Interface dataset entries:
───

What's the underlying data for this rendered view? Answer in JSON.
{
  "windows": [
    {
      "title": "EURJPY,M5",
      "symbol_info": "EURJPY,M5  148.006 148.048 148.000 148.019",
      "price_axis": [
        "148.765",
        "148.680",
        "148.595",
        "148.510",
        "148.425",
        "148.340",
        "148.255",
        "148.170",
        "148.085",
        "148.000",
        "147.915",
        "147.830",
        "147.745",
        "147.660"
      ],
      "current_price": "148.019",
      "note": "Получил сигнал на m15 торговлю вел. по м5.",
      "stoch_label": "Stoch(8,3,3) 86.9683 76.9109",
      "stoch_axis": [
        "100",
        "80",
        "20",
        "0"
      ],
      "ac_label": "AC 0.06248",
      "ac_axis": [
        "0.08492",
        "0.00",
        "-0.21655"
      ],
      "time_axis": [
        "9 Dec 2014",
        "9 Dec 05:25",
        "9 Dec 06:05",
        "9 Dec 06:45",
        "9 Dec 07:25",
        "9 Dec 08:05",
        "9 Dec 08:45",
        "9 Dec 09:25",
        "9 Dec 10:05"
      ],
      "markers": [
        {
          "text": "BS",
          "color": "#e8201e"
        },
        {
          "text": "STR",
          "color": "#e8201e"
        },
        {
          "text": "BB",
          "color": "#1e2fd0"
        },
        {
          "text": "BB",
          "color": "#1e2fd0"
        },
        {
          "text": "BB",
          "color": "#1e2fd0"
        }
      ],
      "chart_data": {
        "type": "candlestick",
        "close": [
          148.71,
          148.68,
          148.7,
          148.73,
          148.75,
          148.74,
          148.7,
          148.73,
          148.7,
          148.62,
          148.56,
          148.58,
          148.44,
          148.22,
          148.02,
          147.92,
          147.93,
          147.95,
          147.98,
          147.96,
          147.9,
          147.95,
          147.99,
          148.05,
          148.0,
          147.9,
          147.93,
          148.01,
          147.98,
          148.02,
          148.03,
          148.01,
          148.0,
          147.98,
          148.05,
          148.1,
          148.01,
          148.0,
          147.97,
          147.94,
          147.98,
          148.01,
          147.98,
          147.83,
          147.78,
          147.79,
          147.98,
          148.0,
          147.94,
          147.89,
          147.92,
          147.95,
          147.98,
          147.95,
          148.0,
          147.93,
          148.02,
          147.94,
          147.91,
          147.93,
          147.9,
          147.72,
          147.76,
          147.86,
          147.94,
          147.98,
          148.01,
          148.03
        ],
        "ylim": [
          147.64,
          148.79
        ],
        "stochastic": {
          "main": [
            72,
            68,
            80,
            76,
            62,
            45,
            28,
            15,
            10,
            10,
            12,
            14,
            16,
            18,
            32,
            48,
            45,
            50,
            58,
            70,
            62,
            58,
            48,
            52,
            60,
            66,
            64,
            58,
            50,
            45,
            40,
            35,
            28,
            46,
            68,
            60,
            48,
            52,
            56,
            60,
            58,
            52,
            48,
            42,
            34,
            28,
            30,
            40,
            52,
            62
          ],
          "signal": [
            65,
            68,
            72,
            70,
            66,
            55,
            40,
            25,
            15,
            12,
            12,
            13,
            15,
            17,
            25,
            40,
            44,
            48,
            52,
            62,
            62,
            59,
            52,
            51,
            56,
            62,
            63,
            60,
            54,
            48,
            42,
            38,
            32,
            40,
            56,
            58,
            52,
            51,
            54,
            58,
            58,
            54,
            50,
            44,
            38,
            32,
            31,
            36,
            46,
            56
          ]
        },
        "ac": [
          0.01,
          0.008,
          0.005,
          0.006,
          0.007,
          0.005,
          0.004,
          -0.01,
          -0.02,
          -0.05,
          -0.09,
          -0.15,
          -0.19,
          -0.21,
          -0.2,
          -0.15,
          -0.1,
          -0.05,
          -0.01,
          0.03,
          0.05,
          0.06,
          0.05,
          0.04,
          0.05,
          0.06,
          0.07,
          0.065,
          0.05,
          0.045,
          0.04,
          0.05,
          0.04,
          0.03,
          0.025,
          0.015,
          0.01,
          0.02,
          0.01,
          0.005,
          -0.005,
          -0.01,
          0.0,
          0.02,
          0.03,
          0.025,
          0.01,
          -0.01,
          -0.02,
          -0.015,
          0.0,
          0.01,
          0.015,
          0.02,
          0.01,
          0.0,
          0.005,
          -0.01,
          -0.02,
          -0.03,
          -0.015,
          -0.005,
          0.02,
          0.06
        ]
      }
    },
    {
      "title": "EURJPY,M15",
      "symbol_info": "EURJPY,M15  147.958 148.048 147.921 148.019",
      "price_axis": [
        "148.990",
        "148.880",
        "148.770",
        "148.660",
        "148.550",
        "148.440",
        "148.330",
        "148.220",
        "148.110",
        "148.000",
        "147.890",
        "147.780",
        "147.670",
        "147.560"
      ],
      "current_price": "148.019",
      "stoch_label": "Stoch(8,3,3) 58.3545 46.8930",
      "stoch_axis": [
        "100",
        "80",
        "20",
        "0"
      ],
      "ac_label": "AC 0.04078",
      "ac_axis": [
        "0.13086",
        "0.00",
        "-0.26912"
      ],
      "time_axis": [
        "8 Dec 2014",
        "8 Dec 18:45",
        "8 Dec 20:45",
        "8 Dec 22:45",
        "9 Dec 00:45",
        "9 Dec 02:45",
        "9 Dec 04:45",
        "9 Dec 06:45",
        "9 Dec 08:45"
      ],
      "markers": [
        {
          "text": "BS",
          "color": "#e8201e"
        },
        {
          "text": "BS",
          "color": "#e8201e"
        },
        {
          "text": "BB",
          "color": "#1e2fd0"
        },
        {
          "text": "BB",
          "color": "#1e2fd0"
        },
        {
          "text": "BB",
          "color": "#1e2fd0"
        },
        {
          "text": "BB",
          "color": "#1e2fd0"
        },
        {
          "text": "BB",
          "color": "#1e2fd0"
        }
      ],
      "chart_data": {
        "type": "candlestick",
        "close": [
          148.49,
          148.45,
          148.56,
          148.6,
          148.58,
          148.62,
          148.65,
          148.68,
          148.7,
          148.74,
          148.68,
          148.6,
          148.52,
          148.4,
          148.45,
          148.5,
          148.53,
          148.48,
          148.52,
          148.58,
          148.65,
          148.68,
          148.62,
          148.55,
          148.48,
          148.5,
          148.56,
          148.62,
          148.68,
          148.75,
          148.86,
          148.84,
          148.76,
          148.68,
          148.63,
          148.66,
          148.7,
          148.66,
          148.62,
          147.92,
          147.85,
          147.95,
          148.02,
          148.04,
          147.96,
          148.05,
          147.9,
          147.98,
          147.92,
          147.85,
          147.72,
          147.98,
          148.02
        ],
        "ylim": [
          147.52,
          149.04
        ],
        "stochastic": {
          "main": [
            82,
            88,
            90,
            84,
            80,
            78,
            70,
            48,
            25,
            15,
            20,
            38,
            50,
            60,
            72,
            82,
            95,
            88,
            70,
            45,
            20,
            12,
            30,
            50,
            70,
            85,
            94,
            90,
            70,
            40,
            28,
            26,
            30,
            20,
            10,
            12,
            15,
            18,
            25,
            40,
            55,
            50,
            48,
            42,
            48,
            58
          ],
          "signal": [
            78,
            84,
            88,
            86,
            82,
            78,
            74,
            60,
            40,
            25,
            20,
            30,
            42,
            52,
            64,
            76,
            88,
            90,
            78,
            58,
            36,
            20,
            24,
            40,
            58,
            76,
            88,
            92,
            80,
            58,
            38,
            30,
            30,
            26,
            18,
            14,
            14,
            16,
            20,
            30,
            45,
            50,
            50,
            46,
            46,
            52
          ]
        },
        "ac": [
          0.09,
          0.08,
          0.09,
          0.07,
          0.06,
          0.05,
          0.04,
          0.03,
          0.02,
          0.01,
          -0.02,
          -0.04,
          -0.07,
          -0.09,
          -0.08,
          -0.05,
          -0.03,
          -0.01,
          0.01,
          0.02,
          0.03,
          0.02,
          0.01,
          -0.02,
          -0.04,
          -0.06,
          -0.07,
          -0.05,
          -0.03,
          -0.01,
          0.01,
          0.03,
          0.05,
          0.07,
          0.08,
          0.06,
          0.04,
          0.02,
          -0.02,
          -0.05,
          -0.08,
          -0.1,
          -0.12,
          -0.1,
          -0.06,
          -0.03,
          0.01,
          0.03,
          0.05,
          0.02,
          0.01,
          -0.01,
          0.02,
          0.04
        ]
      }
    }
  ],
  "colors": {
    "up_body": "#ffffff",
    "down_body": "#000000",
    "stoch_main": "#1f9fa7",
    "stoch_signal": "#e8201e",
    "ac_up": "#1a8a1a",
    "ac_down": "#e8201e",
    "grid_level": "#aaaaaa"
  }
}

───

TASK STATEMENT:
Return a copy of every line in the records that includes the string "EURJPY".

ANSWER SECTION:
      "title": "EURJPY,M5",
      "symbol_info": "EURJPY,M5  148.006 148.048 148.000 148.019",
      "title": "EURJPY,M15",
      "symbol_info": "EURJPY,M15  147.958 148.048 147.921 148.019",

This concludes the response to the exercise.